Page and application data records:
::::::

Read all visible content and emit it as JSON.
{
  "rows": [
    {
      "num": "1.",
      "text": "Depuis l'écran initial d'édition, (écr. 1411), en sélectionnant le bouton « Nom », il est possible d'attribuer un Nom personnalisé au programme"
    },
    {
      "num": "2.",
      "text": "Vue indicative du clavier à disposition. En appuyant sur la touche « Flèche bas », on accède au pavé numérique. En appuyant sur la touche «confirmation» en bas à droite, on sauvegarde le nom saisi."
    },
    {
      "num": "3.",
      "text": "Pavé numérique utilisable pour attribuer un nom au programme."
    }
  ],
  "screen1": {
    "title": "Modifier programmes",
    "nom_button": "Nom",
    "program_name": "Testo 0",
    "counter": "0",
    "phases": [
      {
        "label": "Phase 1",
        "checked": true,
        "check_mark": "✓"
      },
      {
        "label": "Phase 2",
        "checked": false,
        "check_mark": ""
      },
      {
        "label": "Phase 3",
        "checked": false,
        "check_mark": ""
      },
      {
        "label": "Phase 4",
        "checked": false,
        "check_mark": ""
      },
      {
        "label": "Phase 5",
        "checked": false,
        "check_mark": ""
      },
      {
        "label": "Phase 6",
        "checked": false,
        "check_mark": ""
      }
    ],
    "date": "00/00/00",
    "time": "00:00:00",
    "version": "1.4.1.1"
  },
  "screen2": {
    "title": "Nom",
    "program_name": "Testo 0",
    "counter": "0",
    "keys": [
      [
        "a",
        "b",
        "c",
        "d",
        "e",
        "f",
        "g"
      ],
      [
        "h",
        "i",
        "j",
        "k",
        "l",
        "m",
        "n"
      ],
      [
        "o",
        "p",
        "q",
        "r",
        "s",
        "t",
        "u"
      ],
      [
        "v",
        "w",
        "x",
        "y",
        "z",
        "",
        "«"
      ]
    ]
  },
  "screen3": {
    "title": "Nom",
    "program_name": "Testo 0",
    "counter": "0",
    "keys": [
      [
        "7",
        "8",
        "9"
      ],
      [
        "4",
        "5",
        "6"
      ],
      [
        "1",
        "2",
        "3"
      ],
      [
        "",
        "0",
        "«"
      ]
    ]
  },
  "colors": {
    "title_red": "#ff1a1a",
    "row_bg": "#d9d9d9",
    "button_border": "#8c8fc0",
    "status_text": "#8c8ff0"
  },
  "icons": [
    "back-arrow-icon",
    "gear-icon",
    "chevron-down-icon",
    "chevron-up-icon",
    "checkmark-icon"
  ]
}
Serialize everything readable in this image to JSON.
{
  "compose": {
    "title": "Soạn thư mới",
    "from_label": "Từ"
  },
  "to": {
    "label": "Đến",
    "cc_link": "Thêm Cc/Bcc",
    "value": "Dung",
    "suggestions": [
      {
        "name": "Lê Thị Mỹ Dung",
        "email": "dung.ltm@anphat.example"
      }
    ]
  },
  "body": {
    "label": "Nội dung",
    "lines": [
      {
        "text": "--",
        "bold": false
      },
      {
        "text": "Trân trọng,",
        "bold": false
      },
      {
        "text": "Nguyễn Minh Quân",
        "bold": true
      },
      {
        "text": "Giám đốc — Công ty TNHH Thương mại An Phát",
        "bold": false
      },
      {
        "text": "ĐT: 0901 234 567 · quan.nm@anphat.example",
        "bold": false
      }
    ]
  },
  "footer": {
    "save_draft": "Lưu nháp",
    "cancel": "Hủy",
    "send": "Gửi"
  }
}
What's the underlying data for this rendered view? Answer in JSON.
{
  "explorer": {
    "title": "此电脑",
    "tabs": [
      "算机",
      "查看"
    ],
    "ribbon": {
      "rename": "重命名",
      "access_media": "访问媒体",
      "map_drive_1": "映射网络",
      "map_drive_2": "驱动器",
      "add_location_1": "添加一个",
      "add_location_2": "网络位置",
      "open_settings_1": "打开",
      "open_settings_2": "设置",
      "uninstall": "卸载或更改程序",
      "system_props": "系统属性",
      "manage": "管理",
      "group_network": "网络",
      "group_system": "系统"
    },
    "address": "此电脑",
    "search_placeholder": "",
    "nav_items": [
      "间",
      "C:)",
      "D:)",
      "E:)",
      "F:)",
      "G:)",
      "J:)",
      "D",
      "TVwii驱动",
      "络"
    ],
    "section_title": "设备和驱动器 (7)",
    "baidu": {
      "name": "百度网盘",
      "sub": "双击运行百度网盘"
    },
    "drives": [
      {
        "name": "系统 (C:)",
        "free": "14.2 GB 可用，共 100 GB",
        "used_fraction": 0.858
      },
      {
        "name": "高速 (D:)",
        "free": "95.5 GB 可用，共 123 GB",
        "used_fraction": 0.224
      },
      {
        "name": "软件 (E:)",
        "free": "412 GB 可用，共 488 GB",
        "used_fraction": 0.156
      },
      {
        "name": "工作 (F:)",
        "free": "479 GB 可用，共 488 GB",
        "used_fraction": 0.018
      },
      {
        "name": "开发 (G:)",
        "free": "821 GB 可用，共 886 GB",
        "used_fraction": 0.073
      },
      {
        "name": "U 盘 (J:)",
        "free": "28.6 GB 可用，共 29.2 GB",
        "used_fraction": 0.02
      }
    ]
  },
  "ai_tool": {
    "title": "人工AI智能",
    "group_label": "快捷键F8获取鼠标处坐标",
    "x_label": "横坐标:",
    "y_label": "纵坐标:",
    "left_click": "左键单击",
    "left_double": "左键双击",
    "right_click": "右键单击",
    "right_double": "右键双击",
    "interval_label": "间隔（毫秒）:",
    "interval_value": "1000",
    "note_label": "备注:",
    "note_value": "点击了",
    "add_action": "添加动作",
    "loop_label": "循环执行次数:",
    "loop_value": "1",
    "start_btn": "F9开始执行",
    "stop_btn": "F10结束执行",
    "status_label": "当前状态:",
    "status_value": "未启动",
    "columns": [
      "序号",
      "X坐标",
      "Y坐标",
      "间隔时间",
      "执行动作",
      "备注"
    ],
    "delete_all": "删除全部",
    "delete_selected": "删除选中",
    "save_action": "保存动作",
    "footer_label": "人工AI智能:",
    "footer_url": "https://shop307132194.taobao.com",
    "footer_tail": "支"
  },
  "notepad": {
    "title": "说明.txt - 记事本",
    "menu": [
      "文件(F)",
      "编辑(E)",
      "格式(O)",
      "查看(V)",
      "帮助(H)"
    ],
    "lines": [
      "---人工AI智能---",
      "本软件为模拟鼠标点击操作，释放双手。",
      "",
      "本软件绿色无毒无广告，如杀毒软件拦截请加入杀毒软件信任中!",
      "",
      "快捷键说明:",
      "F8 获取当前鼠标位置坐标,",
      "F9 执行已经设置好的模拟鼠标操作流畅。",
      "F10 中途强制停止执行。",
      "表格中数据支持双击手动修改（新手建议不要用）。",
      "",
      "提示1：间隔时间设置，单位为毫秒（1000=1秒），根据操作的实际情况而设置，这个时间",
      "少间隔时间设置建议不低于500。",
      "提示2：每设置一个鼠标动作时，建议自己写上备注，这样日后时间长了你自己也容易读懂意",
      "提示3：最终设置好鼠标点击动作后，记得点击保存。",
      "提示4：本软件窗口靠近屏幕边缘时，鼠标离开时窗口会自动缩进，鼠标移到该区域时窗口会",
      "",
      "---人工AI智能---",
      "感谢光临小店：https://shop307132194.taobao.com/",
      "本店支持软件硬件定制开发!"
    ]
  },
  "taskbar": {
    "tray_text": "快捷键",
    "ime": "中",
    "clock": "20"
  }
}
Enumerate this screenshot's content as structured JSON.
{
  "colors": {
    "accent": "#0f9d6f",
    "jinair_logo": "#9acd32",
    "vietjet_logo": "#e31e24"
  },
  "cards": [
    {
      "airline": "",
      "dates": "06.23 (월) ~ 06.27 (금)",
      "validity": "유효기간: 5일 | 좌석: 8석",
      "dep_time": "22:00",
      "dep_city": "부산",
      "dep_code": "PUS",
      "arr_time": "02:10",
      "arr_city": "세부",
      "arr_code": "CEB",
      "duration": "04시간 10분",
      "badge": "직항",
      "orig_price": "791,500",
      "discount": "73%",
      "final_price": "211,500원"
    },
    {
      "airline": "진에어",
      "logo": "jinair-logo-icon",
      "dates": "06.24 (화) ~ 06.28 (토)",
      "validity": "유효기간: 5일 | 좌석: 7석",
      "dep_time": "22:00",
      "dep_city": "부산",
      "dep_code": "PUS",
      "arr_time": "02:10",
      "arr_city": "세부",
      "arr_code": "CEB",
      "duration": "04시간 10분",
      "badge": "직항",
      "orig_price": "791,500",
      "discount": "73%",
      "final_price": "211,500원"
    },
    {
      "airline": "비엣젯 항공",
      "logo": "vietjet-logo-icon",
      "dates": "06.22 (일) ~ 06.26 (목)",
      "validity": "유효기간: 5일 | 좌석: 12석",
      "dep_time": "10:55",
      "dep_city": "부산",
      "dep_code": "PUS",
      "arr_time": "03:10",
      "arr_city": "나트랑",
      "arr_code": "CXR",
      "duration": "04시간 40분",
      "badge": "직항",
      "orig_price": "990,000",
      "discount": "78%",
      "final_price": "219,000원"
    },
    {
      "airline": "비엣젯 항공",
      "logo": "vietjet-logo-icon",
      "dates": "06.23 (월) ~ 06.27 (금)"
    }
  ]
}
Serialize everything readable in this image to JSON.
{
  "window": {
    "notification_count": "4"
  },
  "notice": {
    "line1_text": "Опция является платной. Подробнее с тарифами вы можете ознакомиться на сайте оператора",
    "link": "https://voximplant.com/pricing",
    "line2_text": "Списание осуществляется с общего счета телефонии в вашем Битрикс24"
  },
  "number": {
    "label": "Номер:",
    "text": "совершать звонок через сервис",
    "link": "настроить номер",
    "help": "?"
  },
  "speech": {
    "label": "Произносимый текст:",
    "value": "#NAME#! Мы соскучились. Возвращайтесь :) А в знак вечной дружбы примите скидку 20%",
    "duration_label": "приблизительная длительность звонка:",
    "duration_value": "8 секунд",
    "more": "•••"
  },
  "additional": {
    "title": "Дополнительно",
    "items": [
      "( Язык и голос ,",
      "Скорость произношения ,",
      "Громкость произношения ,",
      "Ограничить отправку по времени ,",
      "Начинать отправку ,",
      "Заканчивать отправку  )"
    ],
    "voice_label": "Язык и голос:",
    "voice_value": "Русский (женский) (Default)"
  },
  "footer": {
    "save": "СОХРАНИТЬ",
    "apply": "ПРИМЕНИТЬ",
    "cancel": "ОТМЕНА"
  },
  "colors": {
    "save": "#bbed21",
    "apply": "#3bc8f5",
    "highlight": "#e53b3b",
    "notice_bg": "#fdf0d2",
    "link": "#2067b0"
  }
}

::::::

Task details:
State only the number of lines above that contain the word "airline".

Solved exercise:
4